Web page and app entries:
====================
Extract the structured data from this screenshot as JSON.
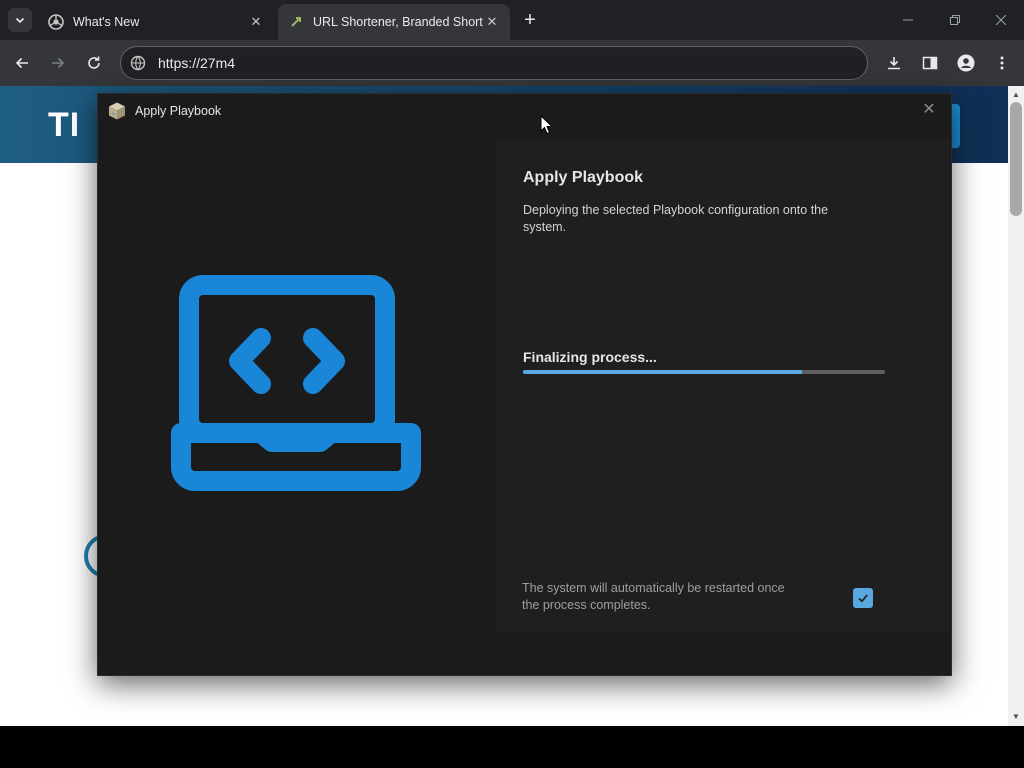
{
  "browser": {
    "tabs": [
      {
        "label": "What's New",
        "active": false
      },
      {
        "label": "URL Shortener, Branded Short Links",
        "active": true
      }
    ],
    "url": "https://27m4",
    "new_tab_symbol": "+",
    "close_symbol": "✕"
  },
  "page": {
    "logo_text": "TI"
  },
  "dialog": {
    "title": "Apply Playbook",
    "close_symbol": "✕",
    "heading": "Apply Playbook",
    "description": "Deploying the selected Playbook configuration onto the system.",
    "status": "Finalizing process...",
    "progress": 0.77,
    "note": "The system will automatically be restarted once the process completes.",
    "restart_checked": true,
    "hero_icon": "laptop-code-icon"
  },
  "colors": {
    "accent": "#5aa8e0",
    "hero_blue": "#1a86d8",
    "dialog_bg": "#1b1b1b",
    "pane_bg": "#1f1f1f"
  }
}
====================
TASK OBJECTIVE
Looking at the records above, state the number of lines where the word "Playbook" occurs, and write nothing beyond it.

ANSWER BOX
3